*TASK GOAL*
Across the records, count every line that includes "Produkte" and give the number by itself.

-------- PROVIDED MATERIAL

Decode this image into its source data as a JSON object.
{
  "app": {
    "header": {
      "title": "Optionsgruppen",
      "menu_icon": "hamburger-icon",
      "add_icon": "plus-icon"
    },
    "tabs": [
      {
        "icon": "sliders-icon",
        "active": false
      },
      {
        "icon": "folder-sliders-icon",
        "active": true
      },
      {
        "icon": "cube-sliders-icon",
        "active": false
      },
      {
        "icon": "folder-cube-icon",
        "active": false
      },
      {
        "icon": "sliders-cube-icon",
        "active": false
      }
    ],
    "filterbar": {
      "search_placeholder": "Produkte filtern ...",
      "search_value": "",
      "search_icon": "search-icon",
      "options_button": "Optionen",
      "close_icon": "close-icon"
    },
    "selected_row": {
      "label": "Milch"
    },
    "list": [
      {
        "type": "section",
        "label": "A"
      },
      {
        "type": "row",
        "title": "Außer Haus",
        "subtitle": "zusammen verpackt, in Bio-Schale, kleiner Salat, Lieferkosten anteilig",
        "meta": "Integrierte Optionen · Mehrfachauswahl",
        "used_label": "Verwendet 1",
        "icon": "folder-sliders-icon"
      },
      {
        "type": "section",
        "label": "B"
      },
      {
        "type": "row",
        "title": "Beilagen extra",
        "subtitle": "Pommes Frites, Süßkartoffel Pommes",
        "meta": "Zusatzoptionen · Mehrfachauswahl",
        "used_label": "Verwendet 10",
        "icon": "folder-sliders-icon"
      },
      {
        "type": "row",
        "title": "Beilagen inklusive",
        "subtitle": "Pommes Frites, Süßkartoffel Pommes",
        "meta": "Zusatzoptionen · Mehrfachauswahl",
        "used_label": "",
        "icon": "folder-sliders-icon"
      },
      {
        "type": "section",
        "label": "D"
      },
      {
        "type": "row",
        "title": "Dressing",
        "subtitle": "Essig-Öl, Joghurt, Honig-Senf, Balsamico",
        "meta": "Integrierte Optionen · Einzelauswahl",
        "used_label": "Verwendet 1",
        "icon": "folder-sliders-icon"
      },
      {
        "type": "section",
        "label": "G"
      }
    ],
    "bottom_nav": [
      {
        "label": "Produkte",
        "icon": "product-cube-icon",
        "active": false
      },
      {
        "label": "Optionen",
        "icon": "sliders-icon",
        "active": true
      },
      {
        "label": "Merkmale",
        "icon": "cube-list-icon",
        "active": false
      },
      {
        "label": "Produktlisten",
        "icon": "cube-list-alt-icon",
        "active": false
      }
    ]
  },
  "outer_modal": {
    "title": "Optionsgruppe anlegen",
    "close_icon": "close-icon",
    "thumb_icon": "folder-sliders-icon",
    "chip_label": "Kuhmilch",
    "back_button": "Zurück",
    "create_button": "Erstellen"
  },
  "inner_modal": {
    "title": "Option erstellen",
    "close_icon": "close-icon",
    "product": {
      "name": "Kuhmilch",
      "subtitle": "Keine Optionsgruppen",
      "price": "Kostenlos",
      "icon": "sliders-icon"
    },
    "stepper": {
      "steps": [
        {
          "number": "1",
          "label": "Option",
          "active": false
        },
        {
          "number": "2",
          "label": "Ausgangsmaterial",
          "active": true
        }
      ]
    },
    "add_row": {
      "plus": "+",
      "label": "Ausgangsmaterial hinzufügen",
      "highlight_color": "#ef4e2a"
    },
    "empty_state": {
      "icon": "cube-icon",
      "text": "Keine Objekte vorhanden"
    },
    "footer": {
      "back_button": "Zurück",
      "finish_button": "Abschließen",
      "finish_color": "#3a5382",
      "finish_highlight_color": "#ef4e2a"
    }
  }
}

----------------

*EXERCISE SOLUTION*
2